This article isn't about you; it's about global camera sales. You, me, and most people visiting this site own cameras, but we're a minority. The majority use smartphones as their camera of choice now.
"Is it the smartphone or lack of fun that's killing the camera?"
"The dp1 Quattro joins the 40mm equivalent dp2 Quattro"
Isn't it 45mm equivalent?
These are looking more and more like Ricoh's GXR concept. Maybe next Sony will pair a curved full frame sensor with a nice prime in a single unit for smartphones.
Fascinating! Maybe in a few years, interchangeable lensor cameras, like the Ricoh GXR, will become the new norm.
I'm waiting for the Vertu Pleistocene Touch, made from certified saber-toothed tiger ivory.
Bing Chow: I guess the US has fully recovered from the recession.
The people who would be in the market for this phone were never affected much by the recession, and recovered a while ago as soon as the stock market rebounded. The rest of the US is a different story.
This is a bit confusing. As others have noted, there's subject motion between the individual shots of each scene. The description says 30,000 photographs were taken for this video. Even if each scene is composed of 50 photographs, that would still be 600 scenes, which is far more than appear in this video. So were the cameras shooting bursts at each scene?

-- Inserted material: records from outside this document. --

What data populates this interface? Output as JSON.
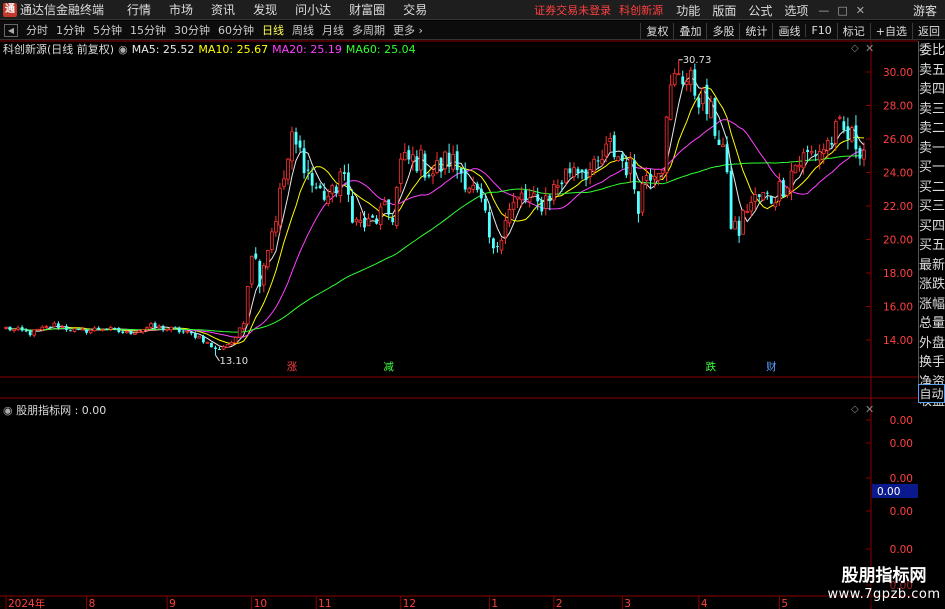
{
  "app": {
    "title": "通达信金融终端"
  },
  "menu": [
    "行情",
    "市场",
    "资讯",
    "发现",
    "问小达",
    "财富圈",
    "交易"
  ],
  "login_status": "证券交易未登录",
  "stock_name": "科创新源",
  "right_menu": [
    "功能",
    "版面",
    "公式",
    "选项"
  ],
  "guest_label": "游客",
  "window_controls": [
    "—",
    "□",
    "✕"
  ],
  "periods": [
    "分时",
    "1分钟",
    "5分钟",
    "15分钟",
    "30分钟",
    "60分钟",
    "日线",
    "周线",
    "月线",
    "多周期",
    "更多 ›"
  ],
  "active_period": "日线",
  "tool_buttons": [
    "复权",
    "叠加",
    "多股",
    "统计",
    "画线",
    "F10",
    "标记",
    "+自选",
    "返回"
  ],
  "main_legend": {
    "title": "科创新源(日线 前复权)",
    "ma5": "MA5: 25.52",
    "ma10": "MA10: 25.67",
    "ma20": "MA20: 25.19",
    "ma60": "MA60: 25.04"
  },
  "sub_legend": "股朋指标网 : 0.00",
  "right_panel": [
    "委比",
    "卖五",
    "卖四",
    "卖三",
    "卖二",
    "卖一",
    "买一",
    "买二",
    "买三",
    "买四",
    "买五",
    "最新",
    "涨跌",
    "涨幅",
    "总量",
    "外盘",
    "换手",
    "净资",
    "收益"
  ],
  "auto_button": "自动",
  "price_axis": [
    "30.00",
    "28.00",
    "26.00",
    "24.00",
    "22.00",
    "20.00",
    "18.00",
    "16.00",
    "14.00"
  ],
  "sub_axis": [
    "0.00",
    "0.00",
    "0.00",
    "0.00",
    "0.00",
    "0.00"
  ],
  "sub_axis_highlight": "0.00",
  "date_axis": [
    {
      "label": "2024年",
      "i": 0
    },
    {
      "label": "8",
      "i": 20
    },
    {
      "label": "9",
      "i": 40
    },
    {
      "label": "10",
      "i": 61
    },
    {
      "label": "11",
      "i": 77
    },
    {
      "label": "12",
      "i": 98
    },
    {
      "label": "1",
      "i": 120
    },
    {
      "label": "2",
      "i": 136
    },
    {
      "label": "3",
      "i": 153
    },
    {
      "label": "4",
      "i": 172
    },
    {
      "label": "5",
      "i": 192
    }
  ],
  "event_markers": [
    {
      "label": "涨",
      "i": 71,
      "color": "#ff4040"
    },
    {
      "label": "减",
      "i": 95,
      "color": "#40ff40"
    },
    {
      "label": "跌",
      "i": 175,
      "color": "#40ff40"
    },
    {
      "label": "财",
      "i": 190,
      "color": "#5aa0ff"
    }
  ],
  "price_labels": {
    "high": "30.73",
    "low": "13.10"
  },
  "watermark": {
    "line1": "股朋指标网",
    "line2": "www.7gpzb.com"
  },
  "colors": {
    "up": "#ff3232",
    "down": "#54ffff",
    "ma5": "#e8e8e8",
    "ma10": "#ffff00",
    "ma20": "#ff40ff",
    "ma60": "#30ff30",
    "grid": "#8b0000"
  },
  "chart_data": {
    "type": "candlestick",
    "anchors": [
      [
        0,
        14.7
      ],
      [
        6,
        14.4
      ],
      [
        12,
        14.9
      ],
      [
        18,
        14.5
      ],
      [
        24,
        14.7
      ],
      [
        30,
        14.4
      ],
      [
        36,
        14.8
      ],
      [
        42,
        14.6
      ],
      [
        48,
        14.2
      ],
      [
        52,
        13.4
      ],
      [
        57,
        14.0
      ],
      [
        59,
        15.5
      ],
      [
        61,
        19.5
      ],
      [
        63,
        17.8
      ],
      [
        67,
        21.5
      ],
      [
        71,
        25.8
      ],
      [
        74,
        24.8
      ],
      [
        76,
        23.3
      ],
      [
        78,
        22.8
      ],
      [
        81,
        22.5
      ],
      [
        83,
        24.0
      ],
      [
        85,
        22.5
      ],
      [
        87,
        21.0
      ],
      [
        90,
        20.8
      ],
      [
        93,
        21.5
      ],
      [
        96,
        21.5
      ],
      [
        98,
        24.5
      ],
      [
        102,
        24.8
      ],
      [
        106,
        24.0
      ],
      [
        110,
        24.8
      ],
      [
        114,
        23.8
      ],
      [
        118,
        22.0
      ],
      [
        121,
        19.0
      ],
      [
        124,
        21.5
      ],
      [
        128,
        22.5
      ],
      [
        132,
        22.0
      ],
      [
        136,
        23.0
      ],
      [
        141,
        24.5
      ],
      [
        146,
        24.0
      ],
      [
        150,
        25.5
      ],
      [
        155,
        24.2
      ],
      [
        157,
        22.3
      ],
      [
        159,
        24.0
      ],
      [
        163,
        24.8
      ],
      [
        165,
        28.8
      ],
      [
        167,
        30.2
      ],
      [
        169,
        29.5
      ],
      [
        172,
        28.7
      ],
      [
        175,
        27.3
      ],
      [
        178,
        25.5
      ],
      [
        180,
        21.0
      ],
      [
        182,
        20.5
      ],
      [
        184,
        22.0
      ],
      [
        187,
        22.5
      ],
      [
        190,
        22.5
      ],
      [
        193,
        23.3
      ],
      [
        196,
        24.5
      ],
      [
        199,
        25.0
      ],
      [
        203,
        25.5
      ],
      [
        207,
        26.5
      ],
      [
        211,
        25.8
      ],
      [
        213,
        25.5
      ]
    ],
    "n": 214,
    "ylim": [
      13.0,
      31.2
    ],
    "high": 30.73,
    "low": 13.1
  }
}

As part of the post work done here, it says the photographs had to be slowed down and stabilized. Umm... what? How do you slow down a photograph, or stabilize one that's already been taken? Were these phones shooting images or video? There's an audio component to each scene, so perhaps they were actually shooting short video clips?

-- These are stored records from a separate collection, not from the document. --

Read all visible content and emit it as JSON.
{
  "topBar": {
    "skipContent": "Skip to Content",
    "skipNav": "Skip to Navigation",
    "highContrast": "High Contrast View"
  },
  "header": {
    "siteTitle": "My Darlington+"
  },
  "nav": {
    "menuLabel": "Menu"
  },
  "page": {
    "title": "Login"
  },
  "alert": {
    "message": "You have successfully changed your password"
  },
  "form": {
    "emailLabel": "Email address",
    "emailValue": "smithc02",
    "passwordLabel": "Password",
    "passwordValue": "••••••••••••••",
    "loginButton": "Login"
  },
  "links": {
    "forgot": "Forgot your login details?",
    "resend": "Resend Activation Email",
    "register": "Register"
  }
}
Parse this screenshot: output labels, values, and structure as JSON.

"Haner, who happens to be a Standford graduate..."
I'm going to get one with the optional flux capacitor, expanding its CIPA-rated battery life to 3456.2 shots.

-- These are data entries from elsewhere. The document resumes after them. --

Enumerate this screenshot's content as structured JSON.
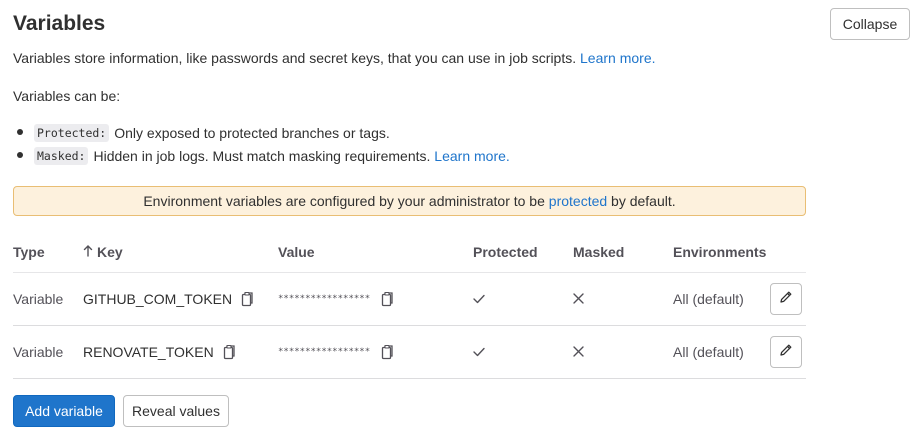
{
  "header": {
    "title": "Variables",
    "collapse_label": "Collapse"
  },
  "intro": {
    "text": "Variables store information, like passwords and secret keys, that you can use in job scripts. ",
    "link": "Learn more."
  },
  "can_be": "Variables can be:",
  "bullets": [
    {
      "code": "Protected:",
      "text": "Only exposed to protected branches or tags.",
      "link": ""
    },
    {
      "code": "Masked:",
      "text": "Hidden in job logs. Must match masking requirements. ",
      "link": "Learn more."
    }
  ],
  "alert": {
    "before": "Environment variables are configured by your administrator to be ",
    "link": "protected",
    "after": " by default."
  },
  "table": {
    "headers": {
      "type": "Type",
      "key": "Key",
      "value": "Value",
      "protected": "Protected",
      "masked": "Masked",
      "environments": "Environments"
    },
    "rows": [
      {
        "type": "Variable",
        "key": "GITHUB_COM_TOKEN",
        "value": "*****************",
        "protected": "✓",
        "masked": "✕",
        "environment": "All (default)"
      },
      {
        "type": "Variable",
        "key": "RENOVATE_TOKEN",
        "value": "*****************",
        "protected": "✓",
        "masked": "✕",
        "environment": "All (default)"
      }
    ]
  },
  "footer": {
    "add_label": "Add variable",
    "reveal_label": "Reveal values"
  },
  "colors": {
    "link": "#1f75cb",
    "alert_bg": "#fdf1dd",
    "alert_border": "#e9be74",
    "primary": "#1f75cb"
  },
  "icons": {
    "copy": "copy-icon",
    "edit": "pencil-icon",
    "check": "check-icon",
    "close": "close-icon",
    "sort": "arrow-up-icon"
  }
}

skytripper: For starters, this camera strap is ugly as sin!
It's uglier than sin. Sometimes, sin can look pretty good!
The middle class is shrinking, and most growth is either at the high end or the low end. Just today in the New York Times there's an article about how companies that cater to high-end consumers are booming:
Hassy is probably trying to ride the wave of this demographic shift.
Elandreth: "Carl Zeiss made ten f/0.7 prime lenses in the 1960s, selling six to NASA, keeping one, and selling the remaining two to filmmaker Stanley Kubrick."
6 + 1 + 2 = 10?
Yes km25, everybody else misread it, but you got it right because you're awesome like that ;)
Or, perhaps it used to be wrong and DPReview edited it. Which is what I hoped for in initially posting. Did that not occur to you? I guess you're not so awesome after all :/
"Carl Zeiss made ten f/0.7 prime lenses in the 1960s, selling six to NASA, keeping one, and selling the remaining two to filmmaker Stanley Kubrick."